What to do ::
Restate each entry below exactly; pictures stay out of the copy.

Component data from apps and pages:
*** Block opens ***

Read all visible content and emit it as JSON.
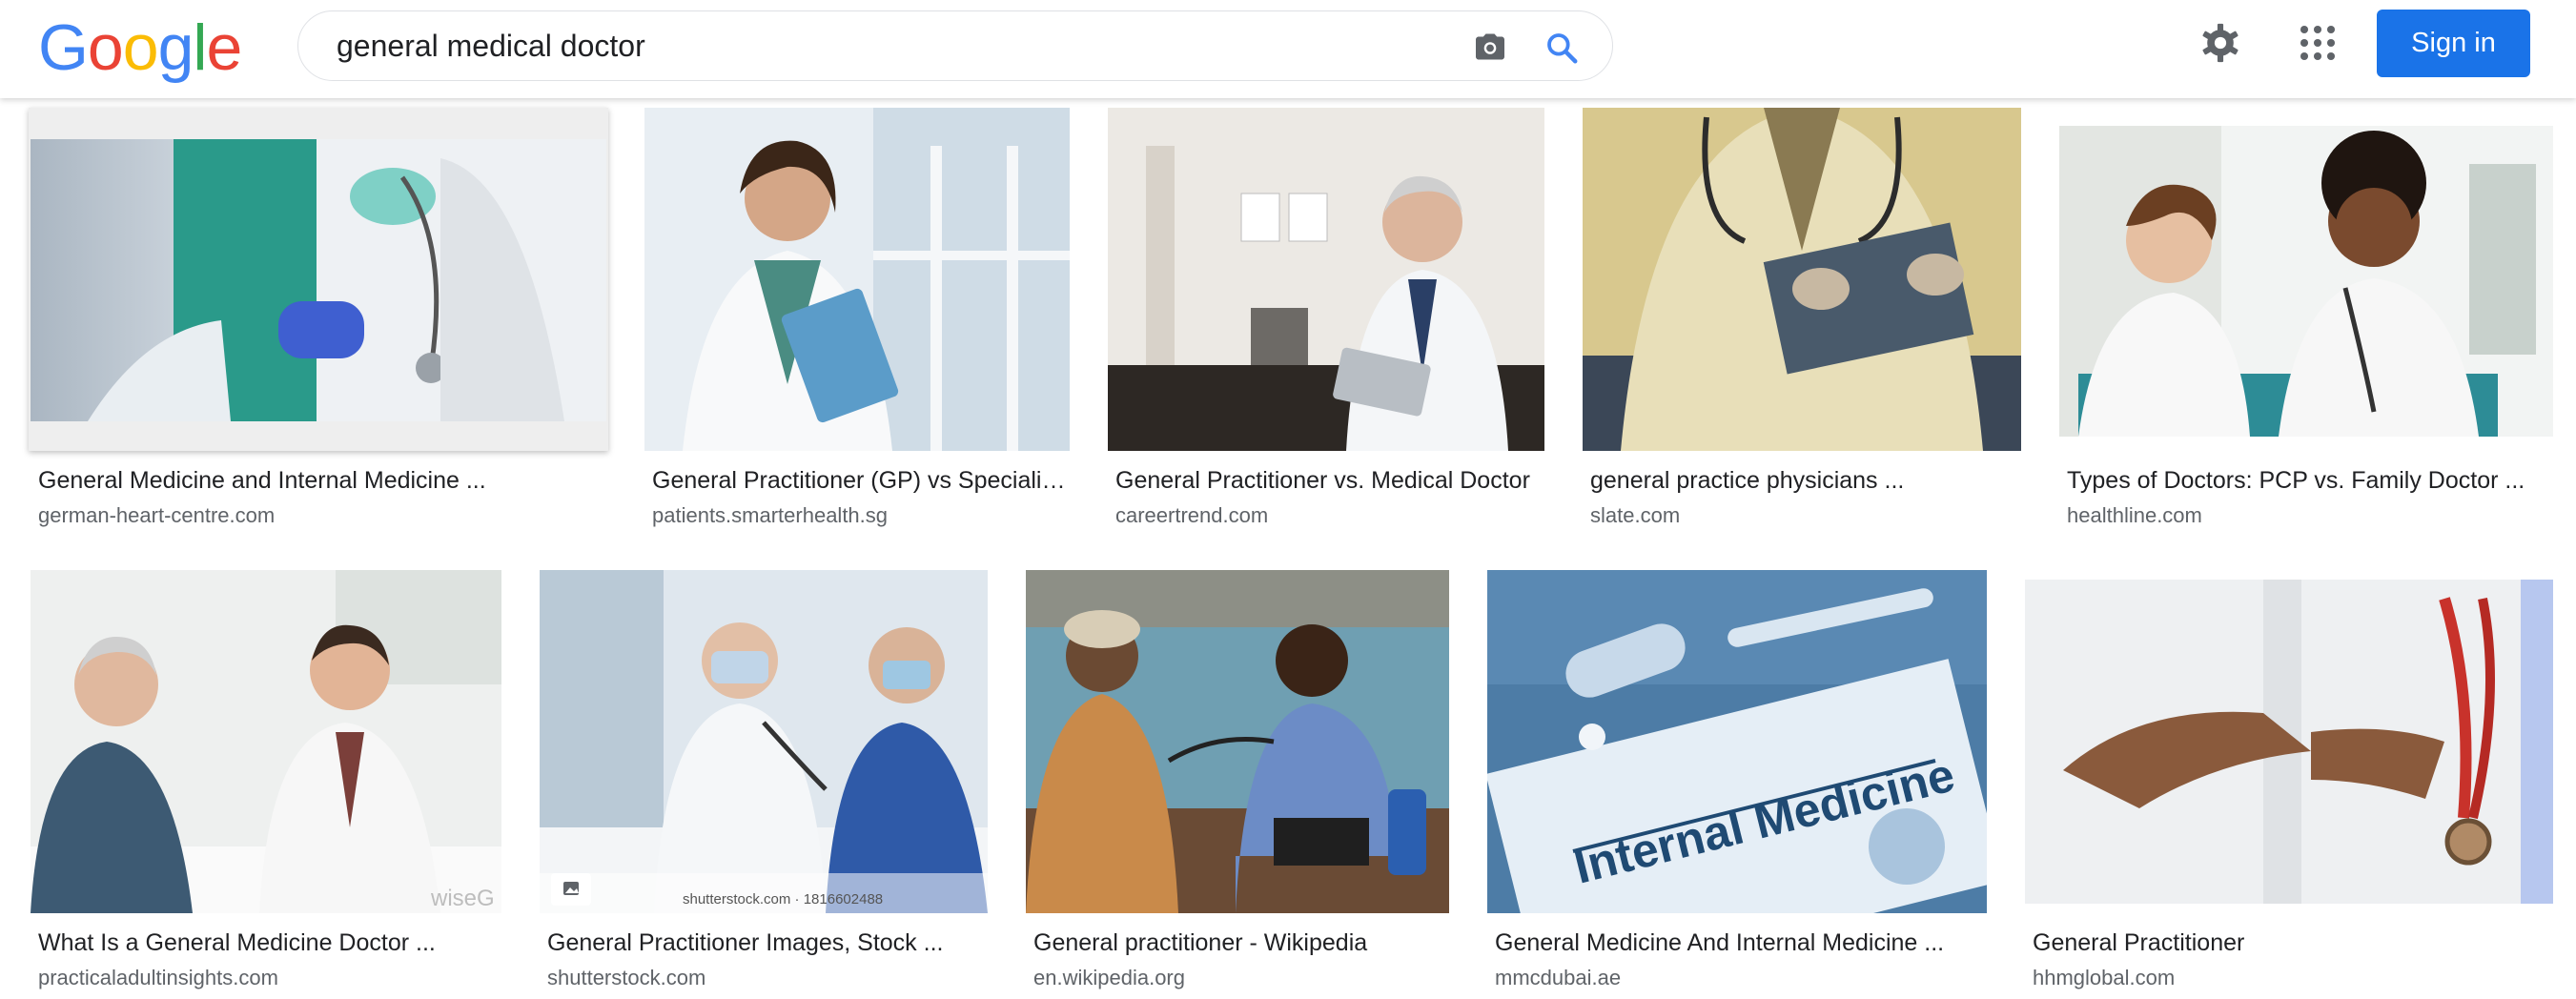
{
  "logo": {
    "text": "Google",
    "letters": [
      "G",
      "o",
      "o",
      "g",
      "l",
      "e"
    ],
    "colors": [
      "#4285F4",
      "#EA4335",
      "#FBBC05",
      "#4285F4",
      "#34A853",
      "#EA4335"
    ]
  },
  "search": {
    "query": "general medical doctor"
  },
  "header": {
    "sign_in_label": "Sign in",
    "icons": [
      "camera-icon",
      "search-icon",
      "gear-icon",
      "apps-icon"
    ]
  },
  "results": [
    {
      "caption": "General Medicine and Internal Medicine ...",
      "source": "german-heart-centre.com"
    },
    {
      "caption": "General Practitioner (GP) vs Specialis...",
      "source": "patients.smarterhealth.sg"
    },
    {
      "caption": "General Practitioner vs. Medical Doctor",
      "source": "careertrend.com"
    },
    {
      "caption": "general practice physicians ...",
      "source": "slate.com"
    },
    {
      "caption": "Types of Doctors: PCP vs. Family Doctor ...",
      "source": "healthline.com"
    },
    {
      "caption": "What Is a General Medicine Doctor ...",
      "source": "practicaladultinsights.com"
    },
    {
      "caption": "General Practitioner Images, Stock ...",
      "source": "shutterstock.com"
    },
    {
      "caption": "General practitioner - Wikipedia",
      "source": "en.wikipedia.org"
    },
    {
      "caption": "General Medicine And Internal Medicine ...",
      "source": "mmcdubai.ae"
    },
    {
      "caption": "General Practitioner",
      "source": "hhmglobal.com"
    }
  ],
  "image_text": {
    "watermark_3": "wiseG",
    "stock_credit": "shutterstock.com · 1816602488",
    "card_headline": "Internal Medicine"
  }
}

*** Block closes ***

Answer to the exercise ::
Read all visible content and emit it as JSON.
{
  "logo": {
    "text": "Google",
    "letters": [
      "G",
      "o",
      "o",
      "g",
      "l",
      "e"
    ],
    "colors": [
      "#4285F4",
      "#EA4335",
      "#FBBC05",
      "#4285F4",
      "#34A853",
      "#EA4335"
    ]
  },
  "search": {
    "query": "general medical doctor"
  },
  "header": {
    "sign_in_label": "Sign in",
    "icons": [
      "camera-icon",
      "search-icon",
      "gear-icon",
      "apps-icon"
    ]
  },
  "results": [
    {
      "caption": "General Medicine and Internal Medicine ...",
      "source": "german-heart-centre.com"
    },
    {
      "caption": "General Practitioner (GP) vs Specialis...",
      "source": "patients.smarterhealth.sg"
    },
    {
      "caption": "General Practitioner vs. Medical Doctor",
      "source": "careertrend.com"
    },
    {
      "caption": "general practice physicians ...",
      "source": "slate.com"
    },
    {
      "caption": "Types of Doctors: PCP vs. Family Doctor ...",
      "source": "healthline.com"
    },
    {
      "caption": "What Is a General Medicine Doctor ...",
      "source": "practicaladultinsights.com"
    },
    {
      "caption": "General Practitioner Images, Stock ...",
      "source": "shutterstock.com"
    },
    {
      "caption": "General practitioner - Wikipedia",
      "source": "en.wikipedia.org"
    },
    {
      "caption": "General Medicine And Internal Medicine ...",
      "source": "mmcdubai.ae"
    },
    {
      "caption": "General Practitioner",
      "source": "hhmglobal.com"
    }
  ],
  "image_text": {
    "watermark_3": "wiseG",
    "stock_credit": "shutterstock.com · 1816602488",
    "card_headline": "Internal Medicine"
  }
}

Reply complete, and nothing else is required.